Duchamp and the Science of Art
Postmodern art claims an intellectual foundation based on ideas proposed at the start of the 20th century, including a rejection of aesthetics by artist Marcel Duchamp and author Walter Benjamin. Today we can draw on readily available studies in the sciences of anthropology, sociology, and psychology to correct these mistakes. A review of language as the formative structure of thinking suggests it is likely the intellect is but one of many linguistic functions in the brain; feelings, for example, are obviously part of the equation. Duchamp’s process of discarding aesthetics and making art intellectual does not enhance but reduces the work’s complexity. This calls for a reassessment of the postmodern paradigm. An intellectual art is dysfunctional without aesthetics, according to the science now available.
The ideas presented in this essay draw on studies of non-verbal languages to suggest that such languages operate continually alongside the intellect. Among non-verbal languages we discern body language, both unconscious and in ritualized forms such as dance; acoustic language in the complexity of sounds, including music; and visual language, where a picture is worth a thousand words.
Linguistic theory finds that language has its origins in biology, in bodily functions, since there has to be a language for the brain to think with. This proto-language and similar codifications of momentary experience are an evolutionary inheritance, a complex abstraction built on an almost infinite range of sensations and reactions since the dawn of time.
In the arts, aesthetics is a system of value judgments, of comparisons and evaluations that provide statistical data by which we organize sensations pouring in from without, and reactions emerging from within. Aesthetics plays a meaningful role in this linguistic theory of intelligence, because as a set of judgments it covers the entire spectrum from attraction to repulsion, from dark to light, and similar sensory dualities. Art and aesthetics are not simply cheesecake for the mind nor are they simply decorative. They are an evolutionary adaptation of the highest order in creating and processing subtleties of knowledge and complexities of thought.
We know that those who learn music as children acquire an omega-shaped fold in the lower right at the back of the brain. Neuroscientist Karl Friston developed an imaging technique that was used in a famous study to show that the rear side of the hippocampus of London taxi drivers grew in volume as they memorized maps when applying for a taxi license. It would be fascinating to compare the visual cortex of an experienced artist with the population at large. It is not that phrenology is making a comeback, but rather that data confirms knowledge resides in neural networks. The brain, much like the rest of the body, is therefore improved by practice, by repetition, by acquiring experience that turns into skill.

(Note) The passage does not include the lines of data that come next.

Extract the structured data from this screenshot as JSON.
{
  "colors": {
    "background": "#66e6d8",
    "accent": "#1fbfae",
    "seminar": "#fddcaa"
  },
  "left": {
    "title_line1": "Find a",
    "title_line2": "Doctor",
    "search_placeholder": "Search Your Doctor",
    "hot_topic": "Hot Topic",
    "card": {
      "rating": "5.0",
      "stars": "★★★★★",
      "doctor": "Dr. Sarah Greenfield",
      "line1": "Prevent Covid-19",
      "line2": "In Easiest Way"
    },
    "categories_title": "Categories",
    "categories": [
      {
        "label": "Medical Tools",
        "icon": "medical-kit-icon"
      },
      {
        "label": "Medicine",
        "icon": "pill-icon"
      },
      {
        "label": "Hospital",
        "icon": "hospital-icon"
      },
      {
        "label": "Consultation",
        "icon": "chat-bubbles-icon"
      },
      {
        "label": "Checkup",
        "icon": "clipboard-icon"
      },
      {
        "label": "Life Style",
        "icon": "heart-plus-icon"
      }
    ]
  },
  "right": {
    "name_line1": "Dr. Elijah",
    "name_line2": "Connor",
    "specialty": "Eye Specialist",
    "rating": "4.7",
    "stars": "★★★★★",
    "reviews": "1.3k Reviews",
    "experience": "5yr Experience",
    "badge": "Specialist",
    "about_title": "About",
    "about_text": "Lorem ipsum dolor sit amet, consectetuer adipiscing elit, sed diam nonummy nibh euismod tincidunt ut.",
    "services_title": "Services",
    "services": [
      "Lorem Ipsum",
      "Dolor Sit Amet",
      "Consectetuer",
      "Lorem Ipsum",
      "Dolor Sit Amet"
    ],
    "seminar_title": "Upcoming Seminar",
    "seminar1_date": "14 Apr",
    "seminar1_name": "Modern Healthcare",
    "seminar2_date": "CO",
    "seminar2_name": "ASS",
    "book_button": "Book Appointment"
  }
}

This process of learning and the skills acquired contradict any suggestion that art is about ideas and not about the making. In this regard, Marcel Duchamp’s work serves as a cautionary tale. From his experiments we learn that an intellectual art was, and still is, reductive and harmful. In a 1968 BBC interview with Joan Bakewell, Duchamp claimed the conceptual mantle when he said that until his time painting was retinal, what you could see, and that he made it intellectual. Today we know that Duchamp stopped painting once he made painting intellectual. “It was like a broken leg” he said, “you didn’t mean to do it.” Soon after, Duchamp stopped making art altogether. Discarding the sensory base of aesthetics, he’d lost the desire and ability to make art. Yet all was not forgotten. For twenty years he poked and prodded at Étant donnés as if trying to revive a lost relationship. But the Muse was gone and like any spurned lover she was not coming back.
Archeologists tell us humans are hard-wired to seek beauty. Dennis Dutton wrote that aesthetic perceptions are evolutionary and likely to enhance survival of the perceiving human’s genes. If art is based in biology then it is specific and not socially conditioned, nor is it “anything you can get away with,” as Marshall McLuhan declared. Art plays a fundamental cultural role as essential today as it ever was in the past, so we might infer that a counter-aesthetic postmodernity nurtured and contributed to the social disorder and political trauma of our time.
Conceptual art now risks a critique and requires analytic consideration. Ideas cannot overleap entropy. They cannot replace a work of art, whose validity is found in creative work, in entanglement with material. Ideas cannot substitute for an engagement with life, for the effort and skill that is the sine qua non of fine art. “Knowing is not enough; we must apply. Willing is not enough; we must do.” Goethe
Visual artist and Toronto editor at the New Art Examiner
Published February 7, 2019.
Cite this article: Miklos Legrady, “Duchamp and the Science of Art,” Contemporary Aesthetics 17 (2019), accessed date.